### Your assignment
Repeat the data below in full and exactly.

------------------------------------

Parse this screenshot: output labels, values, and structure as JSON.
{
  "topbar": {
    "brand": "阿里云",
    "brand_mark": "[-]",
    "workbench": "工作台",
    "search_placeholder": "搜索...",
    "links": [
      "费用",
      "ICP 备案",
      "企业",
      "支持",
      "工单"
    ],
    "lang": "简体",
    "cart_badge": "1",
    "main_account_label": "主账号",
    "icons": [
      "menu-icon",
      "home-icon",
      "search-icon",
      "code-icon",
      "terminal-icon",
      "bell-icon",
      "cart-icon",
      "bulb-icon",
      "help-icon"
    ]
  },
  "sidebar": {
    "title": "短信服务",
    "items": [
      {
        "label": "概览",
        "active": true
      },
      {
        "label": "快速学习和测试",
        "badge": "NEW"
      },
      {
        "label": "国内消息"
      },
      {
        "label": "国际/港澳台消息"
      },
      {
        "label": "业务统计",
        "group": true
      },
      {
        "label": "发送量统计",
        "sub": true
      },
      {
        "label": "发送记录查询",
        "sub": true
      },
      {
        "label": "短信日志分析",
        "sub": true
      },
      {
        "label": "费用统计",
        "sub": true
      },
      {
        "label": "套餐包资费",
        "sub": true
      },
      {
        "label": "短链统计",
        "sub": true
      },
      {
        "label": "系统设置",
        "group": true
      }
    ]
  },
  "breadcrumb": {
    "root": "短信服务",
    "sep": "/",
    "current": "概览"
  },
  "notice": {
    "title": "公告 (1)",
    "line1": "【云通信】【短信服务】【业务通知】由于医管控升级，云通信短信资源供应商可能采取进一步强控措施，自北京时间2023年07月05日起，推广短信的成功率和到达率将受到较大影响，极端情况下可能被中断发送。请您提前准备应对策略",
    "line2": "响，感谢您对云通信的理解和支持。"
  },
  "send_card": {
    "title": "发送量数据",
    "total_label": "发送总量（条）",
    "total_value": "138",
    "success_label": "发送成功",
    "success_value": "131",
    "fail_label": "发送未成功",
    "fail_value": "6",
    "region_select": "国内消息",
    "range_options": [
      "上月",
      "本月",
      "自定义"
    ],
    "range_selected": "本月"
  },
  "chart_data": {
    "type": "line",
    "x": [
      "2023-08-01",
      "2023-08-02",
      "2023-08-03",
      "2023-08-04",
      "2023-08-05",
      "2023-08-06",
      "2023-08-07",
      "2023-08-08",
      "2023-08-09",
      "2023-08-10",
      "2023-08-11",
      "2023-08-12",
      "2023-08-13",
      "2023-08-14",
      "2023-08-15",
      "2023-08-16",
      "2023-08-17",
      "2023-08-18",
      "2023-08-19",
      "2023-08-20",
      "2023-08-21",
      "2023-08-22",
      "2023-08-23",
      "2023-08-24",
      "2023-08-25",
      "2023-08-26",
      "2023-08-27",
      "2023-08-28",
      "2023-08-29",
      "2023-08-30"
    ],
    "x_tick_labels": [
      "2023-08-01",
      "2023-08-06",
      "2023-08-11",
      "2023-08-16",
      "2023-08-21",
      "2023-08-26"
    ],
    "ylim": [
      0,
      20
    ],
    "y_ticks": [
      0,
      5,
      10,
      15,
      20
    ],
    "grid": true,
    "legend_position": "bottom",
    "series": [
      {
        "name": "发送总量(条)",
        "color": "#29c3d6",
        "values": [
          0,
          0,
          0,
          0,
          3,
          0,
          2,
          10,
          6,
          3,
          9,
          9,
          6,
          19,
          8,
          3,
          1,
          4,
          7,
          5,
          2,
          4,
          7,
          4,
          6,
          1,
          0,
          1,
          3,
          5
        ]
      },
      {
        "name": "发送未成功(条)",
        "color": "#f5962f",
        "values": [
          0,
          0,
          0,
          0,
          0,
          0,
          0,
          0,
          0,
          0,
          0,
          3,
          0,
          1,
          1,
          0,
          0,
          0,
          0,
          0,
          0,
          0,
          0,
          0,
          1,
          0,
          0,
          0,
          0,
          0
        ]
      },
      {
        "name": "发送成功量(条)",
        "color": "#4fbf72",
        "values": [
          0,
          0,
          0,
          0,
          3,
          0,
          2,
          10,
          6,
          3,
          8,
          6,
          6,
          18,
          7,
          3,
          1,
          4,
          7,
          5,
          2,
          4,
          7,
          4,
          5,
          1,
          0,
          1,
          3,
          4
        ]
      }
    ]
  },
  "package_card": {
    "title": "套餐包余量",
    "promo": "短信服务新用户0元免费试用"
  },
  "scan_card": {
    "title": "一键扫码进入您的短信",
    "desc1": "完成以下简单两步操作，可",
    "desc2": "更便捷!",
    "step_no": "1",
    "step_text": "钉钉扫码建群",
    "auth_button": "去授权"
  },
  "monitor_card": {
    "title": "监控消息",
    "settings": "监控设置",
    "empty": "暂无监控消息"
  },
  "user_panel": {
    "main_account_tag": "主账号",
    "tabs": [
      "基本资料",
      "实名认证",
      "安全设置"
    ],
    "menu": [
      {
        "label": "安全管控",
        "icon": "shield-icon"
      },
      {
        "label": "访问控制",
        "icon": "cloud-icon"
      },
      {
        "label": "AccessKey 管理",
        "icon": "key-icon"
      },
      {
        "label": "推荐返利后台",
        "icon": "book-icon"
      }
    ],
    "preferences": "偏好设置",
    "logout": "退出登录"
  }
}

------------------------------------

### Output
Parse this screenshot: output labels, values, and structure as JSON.
{
  "topbar": {
    "brand": "阿里云",
    "brand_mark": "[-]",
    "workbench": "工作台",
    "search_placeholder": "搜索...",
    "links": [
      "费用",
      "ICP 备案",
      "企业",
      "支持",
      "工单"
    ],
    "lang": "简体",
    "cart_badge": "1",
    "main_account_label": "主账号",
    "icons": [
      "menu-icon",
      "home-icon",
      "search-icon",
      "code-icon",
      "terminal-icon",
      "bell-icon",
      "cart-icon",
      "bulb-icon",
      "help-icon"
    ]
  },
  "sidebar": {
    "title": "短信服务",
    "items": [
      {
        "label": "概览",
        "active": true
      },
      {
        "label": "快速学习和测试",
        "badge": "NEW"
      },
      {
        "label": "国内消息"
      },
      {
        "label": "国际/港澳台消息"
      },
      {
        "label": "业务统计",
        "group": true
      },
      {
        "label": "发送量统计",
        "sub": true
      },
      {
        "label": "发送记录查询",
        "sub": true
      },
      {
        "label": "短信日志分析",
        "sub": true
      },
      {
        "label": "费用统计",
        "sub": true
      },
      {
        "label": "套餐包资费",
        "sub": true
      },
      {
        "label": "短链统计",
        "sub": true
      },
      {
        "label": "系统设置",
        "group": true
      }
    ]
  },
  "breadcrumb": {
    "root": "短信服务",
    "sep": "/",
    "current": "概览"
  },
  "notice": {
    "title": "公告 (1)",
    "line1": "【云通信】【短信服务】【业务通知】由于医管控升级，云通信短信资源供应商可能采取进一步强控措施，自北京时间2023年07月05日起，推广短信的成功率和到达率将受到较大影响，极端情况下可能被中断发送。请您提前准备应对策略",
    "line2": "响，感谢您对云通信的理解和支持。"
  },
  "send_card": {
    "title": "发送量数据",
    "total_label": "发送总量（条）",
    "total_value": "138",
    "success_label": "发送成功",
    "success_value": "131",
    "fail_label": "发送未成功",
    "fail_value": "6",
    "region_select": "国内消息",
    "range_options": [
      "上月",
      "本月",
      "自定义"
    ],
    "range_selected": "本月"
  },
  "chart_data": {
    "type": "line",
    "x": [
      "2023-08-01",
      "2023-08-02",
      "2023-08-03",
      "2023-08-04",
      "2023-08-05",
      "2023-08-06",
      "2023-08-07",
      "2023-08-08",
      "2023-08-09",
      "2023-08-10",
      "2023-08-11",
      "2023-08-12",
      "2023-08-13",
      "2023-08-14",
      "2023-08-15",
      "2023-08-16",
      "2023-08-17",
      "2023-08-18",
      "2023-08-19",
      "2023-08-20",
      "2023-08-21",
      "2023-08-22",
      "2023-08-23",
      "2023-08-24",
      "2023-08-25",
      "2023-08-26",
      "2023-08-27",
      "2023-08-28",
      "2023-08-29",
      "2023-08-30"
    ],
    "x_tick_labels": [
      "2023-08-01",
      "2023-08-06",
      "2023-08-11",
      "2023-08-16",
      "2023-08-21",
      "2023-08-26"
    ],
    "ylim": [
      0,
      20
    ],
    "y_ticks": [
      0,
      5,
      10,
      15,
      20
    ],
    "grid": true,
    "legend_position": "bottom",
    "series": [
      {
        "name": "发送总量(条)",
        "color": "#29c3d6",
        "values": [
          0,
          0,
          0,
          0,
          3,
          0,
          2,
          10,
          6,
          3,
          9,
          9,
          6,
          19,
          8,
          3,
          1,
          4,
          7,
          5,
          2,
          4,
          7,
          4,
          6,
          1,
          0,
          1,
          3,
          5
        ]
      },
      {
        "name": "发送未成功(条)",
        "color": "#f5962f",
        "values": [
          0,
          0,
          0,
          0,
          0,
          0,
          0,
          0,
          0,
          0,
          0,
          3,
          0,
          1,
          1,
          0,
          0,
          0,
          0,
          0,
          0,
          0,
          0,
          0,
          1,
          0,
          0,
          0,
          0,
          0
        ]
      },
      {
        "name": "发送成功量(条)",
        "color": "#4fbf72",
        "values": [
          0,
          0,
          0,
          0,
          3,
          0,
          2,
          10,
          6,
          3,
          8,
          6,
          6,
          18,
          7,
          3,
          1,
          4,
          7,
          5,
          2,
          4,
          7,
          4,
          5,
          1,
          0,
          1,
          3,
          4
        ]
      }
    ]
  },
  "package_card": {
    "title": "套餐包余量",
    "promo": "短信服务新用户0元免费试用"
  },
  "scan_card": {
    "title": "一键扫码进入您的短信",
    "desc1": "完成以下简单两步操作，可",
    "desc2": "更便捷!",
    "step_no": "1",
    "step_text": "钉钉扫码建群",
    "auth_button": "去授权"
  },
  "monitor_card": {
    "title": "监控消息",
    "settings": "监控设置",
    "empty": "暂无监控消息"
  },
  "user_panel": {
    "main_account_tag": "主账号",
    "tabs": [
      "基本资料",
      "实名认证",
      "安全设置"
    ],
    "menu": [
      {
        "label": "安全管控",
        "icon": "shield-icon"
      },
      {
        "label": "访问控制",
        "icon": "cloud-icon"
      },
      {
        "label": "AccessKey 管理",
        "icon": "key-icon"
      },
      {
        "label": "推荐返利后台",
        "icon": "book-icon"
      }
    ],
    "preferences": "偏好设置",
    "logout": "退出登录"
  }
}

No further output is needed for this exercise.